back to school

Students and educators must acclimatize and start planning for a return to school when COVID-19 restrictions are lifted. School staff will need to encourage pupils as they make their way back to school while also managing their own anxieties and change.

This article offers advice for school staff on how to help pupils cope with the move, with a focus on worried students. While the emphasis is on planning for school reopening, these suggestions can also assist instructors in preparing for the return to a virtual classroom.

Promote a methodical approach rather than avoidance.

Students will be anxious regardless of how well you plan. As a result, rather than avoiding dread and anxiety, it will be necessary to encourage tolerance.

Fear induces a natural desire to flee, yet this avoidance perpetuates anxiety in the long run. Facing frightening events, on the other hand, fosters endurance and reduces anxiety in the long run by teaching kids that they are capable of coping.

Empower, support, and communicate with students

The recent events are likely to have had a significant influence on the mental health of pupils. They might be feeling a range of emotions in response to the news of the recent changes, such as anxiousness, discontent, and frustration.

It is critical for educators to listen to students’ concerns and demonstrate compassion, especially if the emotions are strong. Allowing families to know that you understand and value their viewpoint will aid in the opening of a problem-solving discourse.

Motivate pupils to interact by encouraging them to play and participate in sports.

Many states have imposed stringent physical distance restrictions on children, preventing them from playing and interacting with their classmates in playgrounds and other public places. In line with the school safety standards, ensure that when children return to school, they have plenty of opportunities to mingle, play, and connect with the classmates they’ve been missing for so long.

Be honest and realistic

Anxious adolescents will almost certainly require some assurance from trustworthy individuals and teachers before returning to school.

Blanket soothing remarks (e.g., everything will be alright; there is nothing to be concerned about) can be misleading and can cause doubt and misunderstandings, leading to the need for additional assurance. Excessive reassurance seeking is a side effect of this cycle (child constantly asks if things are okay).

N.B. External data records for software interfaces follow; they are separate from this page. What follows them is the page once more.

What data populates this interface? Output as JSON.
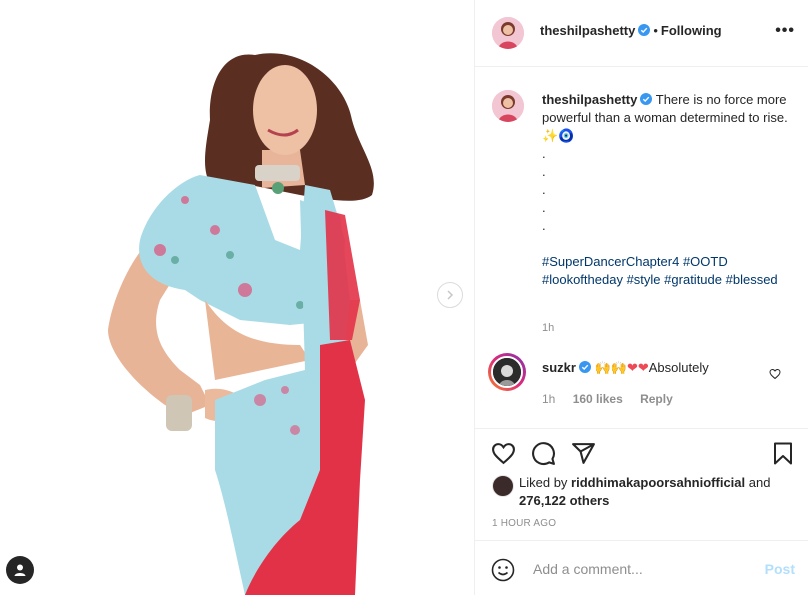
{
  "post": {
    "username": "theshilpashetty",
    "follow_state": "Following",
    "more_label": "•••",
    "separator": "•"
  },
  "caption": {
    "username": "theshilpashetty",
    "text": "There is no force more powerful than a woman determined to rise.",
    "emojis": "✨🧿",
    "dots": [
      ".",
      ".",
      ".",
      ".",
      "."
    ],
    "hashtags": [
      "#SuperDancerChapter4",
      "#OOTD",
      "#lookoftheday",
      "#style",
      "#gratitude",
      "#blessed"
    ],
    "time": "1h"
  },
  "comment": {
    "username": "suzkr",
    "emojis_fold": "🙌🙌",
    "emojis_heart": "❤❤",
    "text": "Absolutely",
    "time": "1h",
    "likes": "160 likes",
    "reply": "Reply"
  },
  "likes": {
    "prefix": "Liked by",
    "user": "riddhimakapoorsahniofficial",
    "and": "and",
    "others": "276,122 others"
  },
  "post_time": "1 HOUR AGO",
  "add_comment": {
    "placeholder": "Add a comment...",
    "post_label": "Post"
  },
  "colors": {
    "link": "#00376b",
    "verified": "#3897f0",
    "muted": "#8e8e8e",
    "post_disabled": "#b2dffc",
    "heart": "#ed4956"
  },
  "icons": {
    "next": "chevron-right-icon",
    "user_tag": "user-tag-icon",
    "verified": "verified-badge-icon",
    "more": "more-options-icon",
    "like": "heart-icon",
    "comment": "comment-icon",
    "share": "share-icon",
    "save": "bookmark-icon",
    "emoji": "emoji-icon"
  }
}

Rather, it is preferable to communicate with pupils in an open, genuine, and supportive manner. This could involve admitting dangers while highlighting how precautions can lower those hazards and how children can feel positive about returning to school after all of the thinking and planning to keep them safe.

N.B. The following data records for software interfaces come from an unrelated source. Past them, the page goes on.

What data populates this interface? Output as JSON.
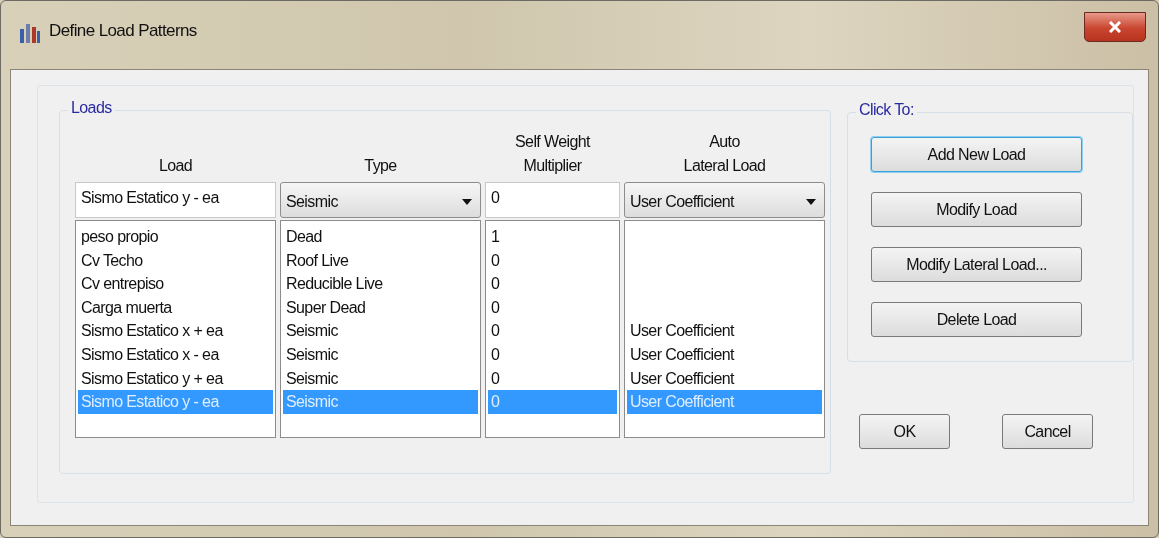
{
  "window": {
    "title": "Define Load Patterns"
  },
  "loads": {
    "title": "Loads",
    "headers": [
      "Load",
      "Type",
      "Self Weight\nMultiplier",
      "Auto\nLateral Load"
    ],
    "edit": {
      "load": "Sismo Estatico y - ea",
      "type": "Seismic",
      "multiplier": "0",
      "lateral": "User Coefficient"
    },
    "rows": [
      {
        "load": "peso propio",
        "type": "Dead",
        "multiplier": "1",
        "selected": false
      },
      {
        "load": "Cv Techo",
        "type": "Roof Live",
        "multiplier": "0",
        "selected": false
      },
      {
        "load": "Cv entrepiso",
        "type": "Reducible Live",
        "multiplier": "0",
        "selected": false
      },
      {
        "load": "Carga muerta",
        "type": "Super Dead",
        "multiplier": "0",
        "selected": false
      },
      {
        "load": "Sismo Estatico x + ea",
        "type": "Seismic",
        "multiplier": "0",
        "lateral": "User Coefficient",
        "selected": false
      },
      {
        "load": "Sismo Estatico x - ea",
        "type": "Seismic",
        "multiplier": "0",
        "lateral": "User Coefficient",
        "selected": false
      },
      {
        "load": "Sismo Estatico y + ea",
        "type": "Seismic",
        "multiplier": "0",
        "lateral": "User Coefficient",
        "selected": false
      },
      {
        "load": "Sismo Estatico y - ea",
        "type": "Seismic",
        "multiplier": "0",
        "lateral": "User Coefficient",
        "selected": true
      }
    ]
  },
  "click_to": {
    "title": "Click To:",
    "buttons": [
      {
        "label": "Add New Load",
        "focused": true
      },
      {
        "label": "Modify Load",
        "focused": false
      },
      {
        "label": "Modify Lateral Load...",
        "focused": false
      },
      {
        "label": "Delete Load",
        "focused": false
      }
    ]
  },
  "dialog_buttons": [
    "OK",
    "Cancel"
  ]
}
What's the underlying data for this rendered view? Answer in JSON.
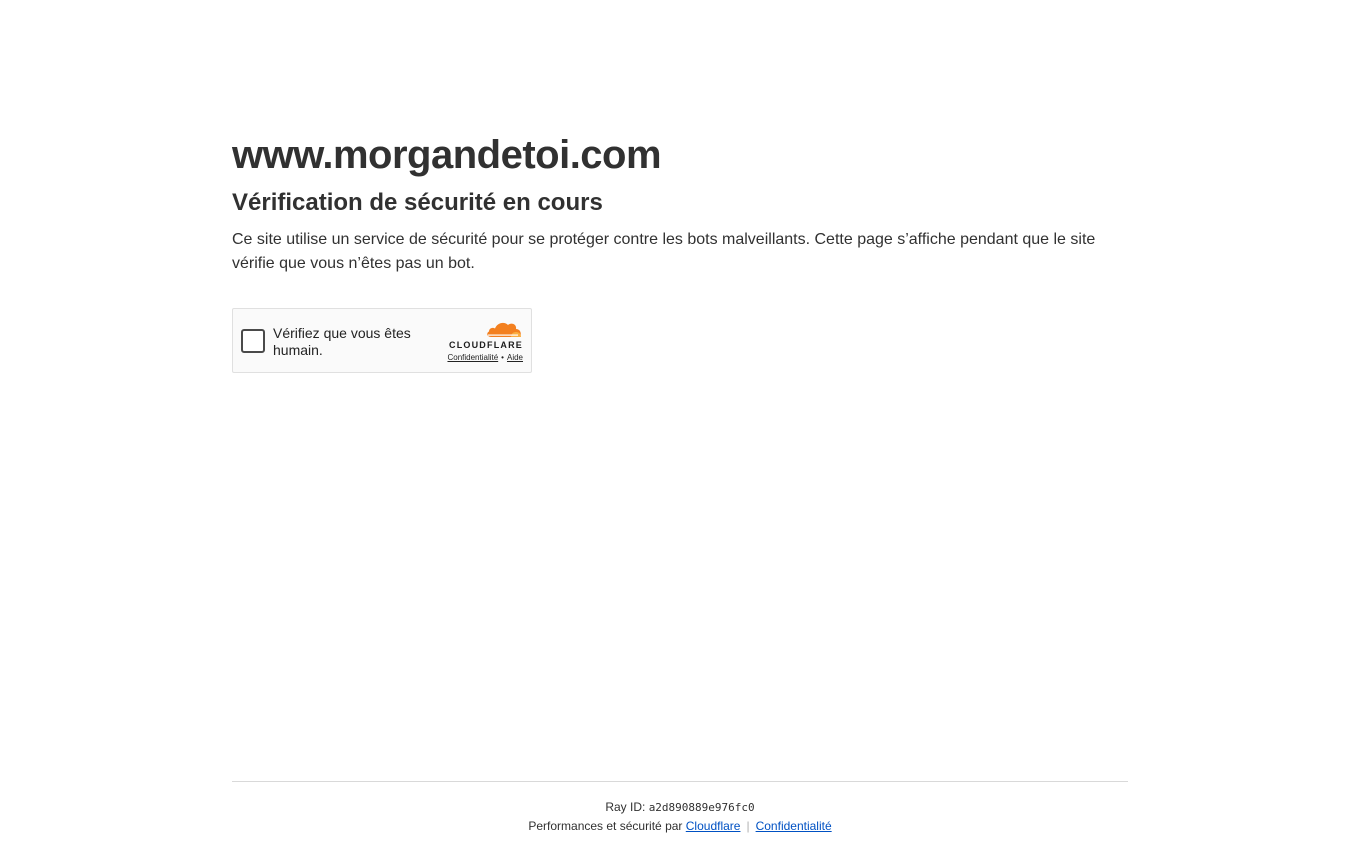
{
  "header": {
    "site_title": "www.morgandetoi.com",
    "subtitle": "Vérification de sécurité en cours",
    "description": "Ce site utilise un service de sécurité pour se protéger contre les bots malveillants. Cette page s’affiche pendant que le site vérifie que vous n’êtes pas un bot."
  },
  "widget": {
    "checkbox_label": "Vérifiez que vous êtes humain.",
    "brand_name": "CLOUDFLARE",
    "privacy_link": "Confidentialité",
    "link_separator": "•",
    "help_link": "Aide",
    "icon": "cloud-icon",
    "brand_color_primary": "#f38020",
    "brand_color_secondary": "#faae40"
  },
  "footer": {
    "ray_label": "Ray ID:",
    "ray_id": "a2d890889e976fc0",
    "perf_text": "Performances et sécurité par",
    "cloudflare_link": "Cloudflare",
    "divider": "|",
    "privacy_link": "Confidentialité",
    "link_color": "#0051c3"
  }
}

Staff should foster acceptance of uncertainties and educate students to apply realistic reasoning skills and come up with solutions to problems. Students should be taught; “problems are there, can you come up with any idea to solve this problem?” This will make students more creative.

Students should be praised and rewarded for their efforts

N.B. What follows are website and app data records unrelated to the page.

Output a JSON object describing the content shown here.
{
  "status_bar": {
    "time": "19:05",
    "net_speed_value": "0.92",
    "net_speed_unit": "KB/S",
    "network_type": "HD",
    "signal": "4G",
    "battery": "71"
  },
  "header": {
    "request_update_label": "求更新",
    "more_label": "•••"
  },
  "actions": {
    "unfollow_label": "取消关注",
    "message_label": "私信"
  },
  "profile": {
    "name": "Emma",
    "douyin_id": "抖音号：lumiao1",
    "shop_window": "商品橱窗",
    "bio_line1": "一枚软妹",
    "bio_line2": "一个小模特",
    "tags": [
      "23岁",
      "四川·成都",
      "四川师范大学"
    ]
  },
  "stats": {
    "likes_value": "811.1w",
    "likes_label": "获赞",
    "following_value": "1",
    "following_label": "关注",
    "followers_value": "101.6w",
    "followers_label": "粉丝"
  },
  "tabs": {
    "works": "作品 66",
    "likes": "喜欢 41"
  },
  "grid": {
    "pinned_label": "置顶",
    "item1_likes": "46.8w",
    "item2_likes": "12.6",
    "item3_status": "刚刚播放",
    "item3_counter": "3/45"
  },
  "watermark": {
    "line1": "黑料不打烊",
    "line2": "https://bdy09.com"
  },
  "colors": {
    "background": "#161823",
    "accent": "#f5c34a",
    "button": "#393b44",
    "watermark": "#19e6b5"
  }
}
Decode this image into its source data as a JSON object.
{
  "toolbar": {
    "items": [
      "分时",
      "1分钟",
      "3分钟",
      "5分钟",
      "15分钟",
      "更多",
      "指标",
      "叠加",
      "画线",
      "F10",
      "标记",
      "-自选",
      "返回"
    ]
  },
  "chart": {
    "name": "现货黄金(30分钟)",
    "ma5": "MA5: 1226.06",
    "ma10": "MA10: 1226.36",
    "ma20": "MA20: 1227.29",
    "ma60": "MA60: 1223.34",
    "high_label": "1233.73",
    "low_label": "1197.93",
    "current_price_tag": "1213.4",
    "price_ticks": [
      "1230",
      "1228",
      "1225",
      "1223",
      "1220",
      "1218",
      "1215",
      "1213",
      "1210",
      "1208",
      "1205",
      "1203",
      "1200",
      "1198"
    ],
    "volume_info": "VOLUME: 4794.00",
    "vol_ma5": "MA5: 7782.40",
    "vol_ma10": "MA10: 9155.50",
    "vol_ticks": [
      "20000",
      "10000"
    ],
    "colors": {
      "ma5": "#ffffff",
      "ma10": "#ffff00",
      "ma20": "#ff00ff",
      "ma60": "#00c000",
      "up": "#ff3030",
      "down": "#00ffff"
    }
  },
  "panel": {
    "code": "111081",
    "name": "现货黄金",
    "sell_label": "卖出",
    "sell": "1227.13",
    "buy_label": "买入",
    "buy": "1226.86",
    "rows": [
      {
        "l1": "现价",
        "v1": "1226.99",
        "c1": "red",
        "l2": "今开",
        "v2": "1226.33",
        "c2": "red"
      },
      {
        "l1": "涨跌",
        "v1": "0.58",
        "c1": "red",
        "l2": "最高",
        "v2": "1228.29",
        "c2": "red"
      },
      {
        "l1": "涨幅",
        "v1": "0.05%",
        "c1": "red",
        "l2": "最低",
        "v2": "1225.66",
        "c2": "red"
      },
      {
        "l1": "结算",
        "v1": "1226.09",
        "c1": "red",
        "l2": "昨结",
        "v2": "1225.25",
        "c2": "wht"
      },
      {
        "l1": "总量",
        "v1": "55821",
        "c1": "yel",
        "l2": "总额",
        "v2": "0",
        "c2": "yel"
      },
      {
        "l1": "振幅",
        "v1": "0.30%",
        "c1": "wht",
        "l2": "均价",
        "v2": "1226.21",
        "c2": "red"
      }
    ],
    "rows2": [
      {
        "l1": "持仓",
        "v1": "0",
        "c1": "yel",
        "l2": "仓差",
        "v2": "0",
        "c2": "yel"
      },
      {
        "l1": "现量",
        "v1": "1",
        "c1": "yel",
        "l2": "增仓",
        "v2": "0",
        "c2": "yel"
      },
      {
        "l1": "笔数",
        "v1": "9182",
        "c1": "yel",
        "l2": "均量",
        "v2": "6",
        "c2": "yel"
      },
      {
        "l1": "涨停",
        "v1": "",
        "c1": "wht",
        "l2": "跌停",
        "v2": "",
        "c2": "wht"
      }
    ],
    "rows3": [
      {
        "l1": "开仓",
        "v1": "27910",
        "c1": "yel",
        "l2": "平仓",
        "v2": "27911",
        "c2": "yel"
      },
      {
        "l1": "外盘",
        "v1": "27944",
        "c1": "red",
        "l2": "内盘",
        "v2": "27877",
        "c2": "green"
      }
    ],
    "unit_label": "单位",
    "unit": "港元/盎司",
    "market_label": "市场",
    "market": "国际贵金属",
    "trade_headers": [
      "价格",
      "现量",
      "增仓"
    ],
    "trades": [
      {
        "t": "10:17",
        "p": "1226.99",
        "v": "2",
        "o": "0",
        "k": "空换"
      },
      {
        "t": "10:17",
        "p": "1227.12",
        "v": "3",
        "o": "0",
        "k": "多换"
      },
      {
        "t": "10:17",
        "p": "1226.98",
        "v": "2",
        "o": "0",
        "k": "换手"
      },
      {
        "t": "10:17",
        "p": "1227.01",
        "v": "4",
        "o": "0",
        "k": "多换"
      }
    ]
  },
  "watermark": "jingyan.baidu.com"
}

When kids return to school, congratulate them on their bravery in the face of adversity, and tell them that being strong and bold will enable them (and you and your colleagues) get through this together.

When you witness a student or coworker accomplish something you know is difficult for them or creates stress, let them know you noticed and appreciate them for tackling their concerns head on.

Intersessions should be planned and structured throughout the school year

Intersessions are pre-scheduled chunks of time that can be used as needed throughout the year. In the incident of pandemic-related disruptions, they allow for additional days or weeks of recovery time.

By interweaving short breaks, or intersessions, throughout the school year, this alternative primarily focuses on establishing adaptability for future school closures, should they be unavoidable.

Promote re-enrollment of students

Many educational institutions may find it difficult to assure that all pupils return to school following extensive school closures. Re-enrolling vulnerable people, such as girls and immigrants, will very certainly entail significantly more work. Offering scholarships to needy and bright students will encourage them.

Mission Education programme by Smile Foundation

Smile Foundation’s Mission Education is a national-level education initiative dedicated to delivering basic education and healthcare to poor children. The Foundation, a non-profit organization dedicated to improving the education of disadvantaged children, believes that there is no better place to begin than in the halls of schools, whether the issue is healthcare, poverty, population control, unemployment, or human rights. Visit here to know more.

SHARE THIS BLOG                          Share on Facebook
Facebook
Tweet about this on Twitter
Twitter
Share on LinkedIn
Linkedin
Pin on Pinterest
Pinterest
Email this to someone
email

Author

Smile Desk

Leave a Reply

Your email address will not be published.